I have been at a loss for words regarding the mass shooting that took place in Las Vegas. The loss of life and infliction of injury by one person reveals a level of disconnect with humanity I cannot wrap my head around. Over 50 dead and over 500 wounded? Over 500? The impact of this event is staggering. My initial reaction was that I didn’t even know what to pray for. Words wouldn’t come to my lips, at least not any that made any sense or carried any weight. Then I remembered:
Likewise the Spirit helps us in our weakness; for we do not know how to pray as we ought, but that very Spirit intercedes with sighs too deep for words. – Romans 8:26
At this time we do not know why Stephen Paddock did what he did. Maybe that will become more clear as authorities learn more about what happened. It is not lost on me that tonight my church hosts a guest speaker and panel discussion on Shining Light on Mental Illness with a focus on belonging. Did Stephen feel like he belonged anywhere? I don’t know.
As I watched the news last night trying to pull my thoughts together I bet I heard “our thoughts and prayers are with the victims and their friends and families” a million times. It sounded like everyone was reading from the same script. And the words, quite frankly, rang hollow. It’s the same thing we said after Orlando. It’s the same thing we said after Sandy Hook. Is that all we will have to offer after the next time a mass shooting takes place? Enough. We can do better.
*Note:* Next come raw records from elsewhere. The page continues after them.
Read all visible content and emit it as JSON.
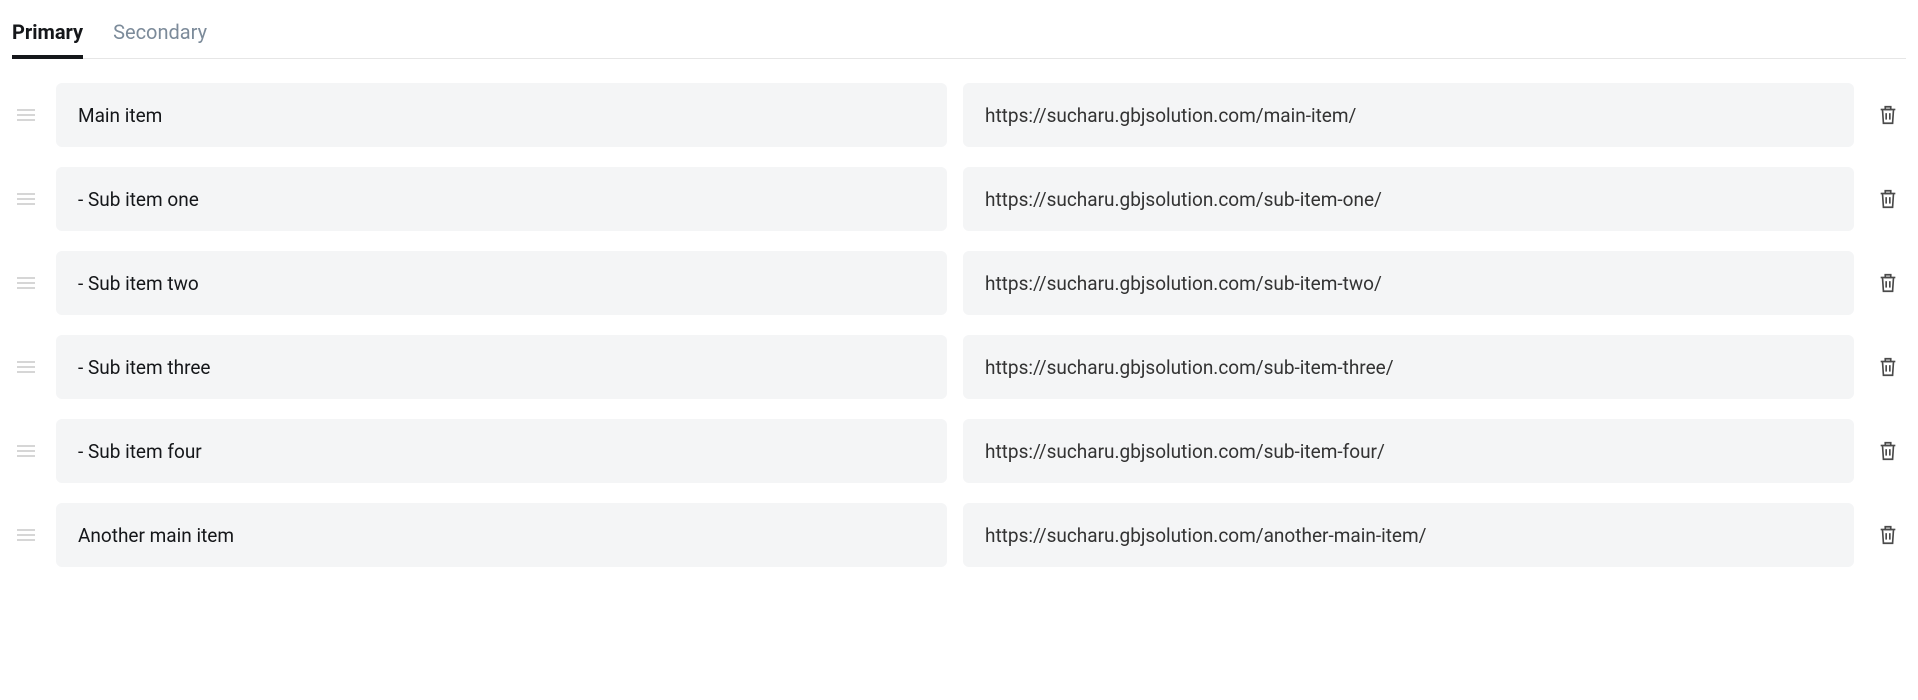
{
  "tabs": [
    {
      "label": "Primary",
      "active": true
    },
    {
      "label": "Secondary",
      "active": false
    }
  ],
  "items": [
    {
      "label": "Main item",
      "url": "https://sucharu.gbjsolution.com/main-item/"
    },
    {
      "label": "- Sub item one",
      "url": "https://sucharu.gbjsolution.com/sub-item-one/"
    },
    {
      "label": "- Sub item two",
      "url": "https://sucharu.gbjsolution.com/sub-item-two/"
    },
    {
      "label": "- Sub item three",
      "url": "https://sucharu.gbjsolution.com/sub-item-three/"
    },
    {
      "label": "- Sub item four",
      "url": "https://sucharu.gbjsolution.com/sub-item-four/"
    },
    {
      "label": "Another main item",
      "url": "https://sucharu.gbjsolution.com/another-main-item/"
    }
  ]
}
I know I do not have a solution for this problem. But it is a problem. I know doing nothing is not an appropriate response for the magnitude of these tragedies. I hear people say that someone who was going to do this would get hold of guns illegally and couldn’t be stopped. Maybe. But I also know that after Australia had a mass shooting in 1996, the country united behind tougher, sensible laws on firearms. As a result, the gun homicide rate was cut almost in half, and the gun suicide rate dropped by half, according to the Journal of Public Health Policy.
I have good friends that are hunters who own and use guns. While I do not care to own a gun, I completely understand and respect that others feel differently. Hunters in my family point out that you cannot hunt animals with assault weapons. You ruin the game and render it inedible. With the increase in gun violence in our country and the number of deaths caused by homicide and not hunting accidents, I believe we can do better. Certainly the kinds of guns people can buy and the legal conversion kits are worthy of debate. Can’t we talk about what is best for our country from both sides of the perspective and not immediately devolve into hot political debate? Please?
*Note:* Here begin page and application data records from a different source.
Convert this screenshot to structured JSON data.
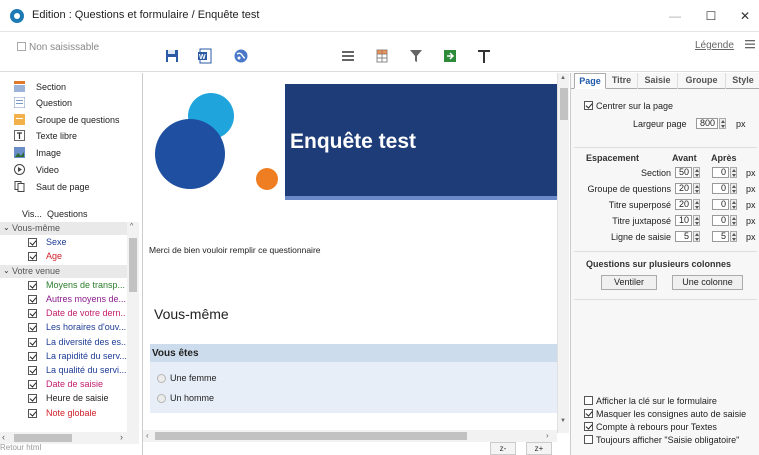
{
  "window": {
    "title": "Edition : Questions et formulaire / Enquête test",
    "minimize": "—",
    "maximize": "☐",
    "close": "✕"
  },
  "toolbar": {
    "non_saisissable": "Non saisissable",
    "legend": "Légende",
    "icons": [
      "save-icon",
      "word-icon",
      "globe-icon",
      "list-icon",
      "table-icon",
      "filter-icon",
      "export-icon",
      "text-icon"
    ]
  },
  "palette": {
    "items": [
      {
        "label": "Section",
        "icon": "section-icon"
      },
      {
        "label": "Question",
        "icon": "question-icon"
      },
      {
        "label": "Groupe de questions",
        "icon": "group-icon"
      },
      {
        "label": "Texte libre",
        "icon": "free-text-icon"
      },
      {
        "label": "Image",
        "icon": "image-icon"
      },
      {
        "label": "Video",
        "icon": "video-icon"
      },
      {
        "label": "Saut de page",
        "icon": "page-break-icon"
      }
    ]
  },
  "questions_header": {
    "vis": "Vis...",
    "questions": "Questions"
  },
  "question_list": [
    {
      "type": "group",
      "label": "Vous-même"
    },
    {
      "type": "item",
      "label": "Sexe",
      "color": "#1e3c96"
    },
    {
      "type": "item",
      "label": "Age",
      "color": "#d0202a"
    },
    {
      "type": "group",
      "label": "Votre venue"
    },
    {
      "type": "item",
      "label": "Moyens de transp...",
      "color": "#2a7d2a"
    },
    {
      "type": "item",
      "label": "Autres moyens de...",
      "color": "#8b1c8b"
    },
    {
      "type": "item",
      "label": "Date de votre dern...",
      "color": "#c21c6b"
    },
    {
      "type": "item",
      "label": "Les horaires d'ouv...",
      "color": "#1e3c96"
    },
    {
      "type": "item",
      "label": "La diversité des es...",
      "color": "#1e3c96"
    },
    {
      "type": "item",
      "label": "La rapidité du serv...",
      "color": "#1e3c96"
    },
    {
      "type": "item",
      "label": "La qualité du servi...",
      "color": "#1e3c96"
    },
    {
      "type": "item",
      "label": "Date de saisie",
      "color": "#c21c6b"
    },
    {
      "type": "item",
      "label": "Heure de saisie",
      "color": "#222222"
    },
    {
      "type": "item",
      "label": "Note globale",
      "color": "#d0202a"
    }
  ],
  "retour": "Retour html",
  "form": {
    "title": "Enquête test",
    "intro": "Merci de bien vouloir remplir ce questionnaire",
    "section": "Vous-même",
    "question": "Vous êtes",
    "options": [
      "Une femme",
      "Un homme"
    ]
  },
  "zoom": {
    "out": "z-",
    "in": "z+"
  },
  "right_panel": {
    "tabs": [
      "Page",
      "Titre",
      "Saisie",
      "Groupe",
      "Style"
    ],
    "active_tab": "Page",
    "center_page": "Centrer sur la page",
    "page_width_label": "Largeur page",
    "page_width": "800",
    "unit": "px",
    "spacing_label": "Espacement",
    "avant": "Avant",
    "apres": "Après",
    "spacing_rows": [
      {
        "label": "Section",
        "avant": "50",
        "apres": "0"
      },
      {
        "label": "Groupe de questions",
        "avant": "20",
        "apres": "0"
      },
      {
        "label": "Titre superposé",
        "avant": "20",
        "apres": "0"
      },
      {
        "label": "Titre juxtaposé",
        "avant": "10",
        "apres": "0"
      },
      {
        "label": "Ligne de saisie",
        "avant": "5",
        "apres": "5"
      }
    ],
    "multi_columns": "Questions sur plusieurs colonnes",
    "ventiler": "Ventiler",
    "une_colonne": "Une colonne",
    "bottom_checks": [
      {
        "label": "Afficher la clé sur le formulaire",
        "checked": false
      },
      {
        "label": "Masquer les consignes auto de saisie",
        "checked": true
      },
      {
        "label": "Compte à rebours pour Textes",
        "checked": true
      },
      {
        "label": "Toujours afficher \"Saisie obligatoire\"",
        "checked": false
      }
    ]
  },
  "colors": {
    "banner": "#1e3c78",
    "accent_blue": "#1d5aa8",
    "circle_dark": "#1e4fa0",
    "circle_light": "#1fa4dc",
    "circle_orange": "#ef7d22",
    "question_bg": "#e7eef7"
  }
}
It strikes me as bizarre that we have an elaborate, multi-tiered regulatory and training system to teach people to drive a car and get a drivers license, but pretty much anyone can buy assault style weapons, conversion kits and thousands of rounds of ammunition without serious impediment.
Interestingly, Caleb Keeter, a guitarist with the Josh Abbott Band, tweeted a shift in mindset after living through the events of Sunday. Read more about his thoughts [here] on the need for gun control after being a life long supporter for the right to bear arms. Maybe it’s time for all of us to come to the table and talk about ways in which we can put words to our actions. That surely there is more that we can do other than offer our “thoughts and prayers”.
I may not be able to name the different kinds of guns and explain how they work. But, I do know that shooting thousands of bullets into a large concert crowd with no other recognizable purpose than to cause harm breaks God’s heart. And I know that what breaks God’s heart should also break my heart. And it does.
The post-shooting cycle is starting to take hold as I type today. Those on the left yell about gun control. Those on the right engage in fear mongering about the government coming to take guns away. Those in the middle, like me, feel lost. Meanwhile, publically traded gun companies see their stock values surge as sales suddenly bump up in reaction to all the gun posturing. And, we as Christians continue to pray. We pray for the dead, the wounded, and for answers and peace. We pray for wisdom and to spread God’s love.
No matter what side of the gun control/gun lobby spectrum you find yourself, isn’t it time that we acknowledge that our system is broken? Doesn’t this pattern of behavior teach us that something needs to change? Hasn’t enough bloodshed happened on our own soil unrelated to terrorism or war to warrant some kind of response on how people access particular kind of guns or upgrade kits? How we provide care for mental illness? Are our prayers and our thoughts enough?
Or maybe there are other strategies for how we can help our society step away from the propensity towards violence. I am reminded of the life of Oscar Romero, Archbishop in El Salvador who spoke out against social injustice, violence, and poverty in favor of Christ’s love. His life story is a difficult one but his message is a powerful witness.
“Let us not tire of preaching love. Though we see that waves of violence succeed in drowning the fire of Christian love, love must win out; it is the only thing that can.” -Oscar Romero
We must not tire of preaching love. Enough violence. More love. Enough.
Grace and Peace,